We've discussed the differences and pros and cons between center lock and 6 bolt rotors at some length before (a post which is actually one of our most read ever), but why are there rotors at any price between $20 and $90?
As you see in the array of rotors in this photo (pretty freaking arty, too, huh?!?!?), there are both center lock and 6 bolt rotors, and there are one piece and 2 piece rotors. And there are solid rotors and rotors with all sorts of crazy cutouts.
6 bolt rotors can come in one or two piece types. One piece rotors are obviously the easiest and cheapest to make. You cut a flat plate into shape and you're done. A 2 piece rotor has that operation, plus you need to make the carrier core, and then you need to attach the two. So more expensive to make, and therefore more expensive to buy.
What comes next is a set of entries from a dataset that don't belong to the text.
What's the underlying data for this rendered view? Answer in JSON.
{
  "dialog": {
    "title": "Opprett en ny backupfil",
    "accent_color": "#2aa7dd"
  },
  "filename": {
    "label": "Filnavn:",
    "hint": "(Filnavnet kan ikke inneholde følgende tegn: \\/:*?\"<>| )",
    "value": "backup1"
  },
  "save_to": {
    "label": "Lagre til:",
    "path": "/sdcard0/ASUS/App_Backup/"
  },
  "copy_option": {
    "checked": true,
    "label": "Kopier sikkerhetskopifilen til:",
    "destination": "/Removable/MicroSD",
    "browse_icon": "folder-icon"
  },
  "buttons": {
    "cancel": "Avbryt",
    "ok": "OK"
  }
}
2 piece rotors have several benefits. Lighter weight is not among them - they're a bit heavier. The otherwise-the-same Avid one and two pice rotors from this photo have a 30g difference between them (I KNOW - criminal!!). So why would I choose for myself and recommend the two piece? Two piece rotors are stiffer and less likely to warp. The carrier is a stiffer structure than the simple plate and it provides better support to the business end of the rotor. I'm sure at some level there's also a detectable difference in braking power/modulation/things-that-don't-have-established-vocabulary-around-them aspects. Two piece are also better at shedding heat. The aluminum carrier core is a better heat sink than steel plate.
The Ultegra rotor in the photo (the one that looks unlike any of the others) is sort of a special beast. The large fins that you see between the carrier and rotor actually get sandwiched between the rotors two layers of steel. This is designed to be a high speed conduit for heat to get out of the rotor and onto the fins, where it will be dissipated quickly. Really good design, and if you are doing big technical descents, worth having.
Then there are different rotor materials. I'm no metallurgist, but when one rotor says "use with resin pads only" then I am sure that the steel alloy used in that rotor is different, and not as good as the one that allows you to use either resin (aka organic) or metallic (aka sintered) pads. I know I wrote a post about the difference between the two at one point but can't find it. Anyway, metallic pads have more bite, are less likely to suffer brake fade in hard braking, and are generally less prone to noise and last longer, but that comes at some expense to the longevity of your rotor. In these "use with resin pads only" rotors, I guess that their what must be significantly softer metal gets the heck beaten out of it by metallic pads. So despite the lower cost, unless you are just toodling around town on your bike in a way that I think few people are doing with our wheels, the "resin pad only" rotors are a bad look and a false economy.
And that's what I have to say about that.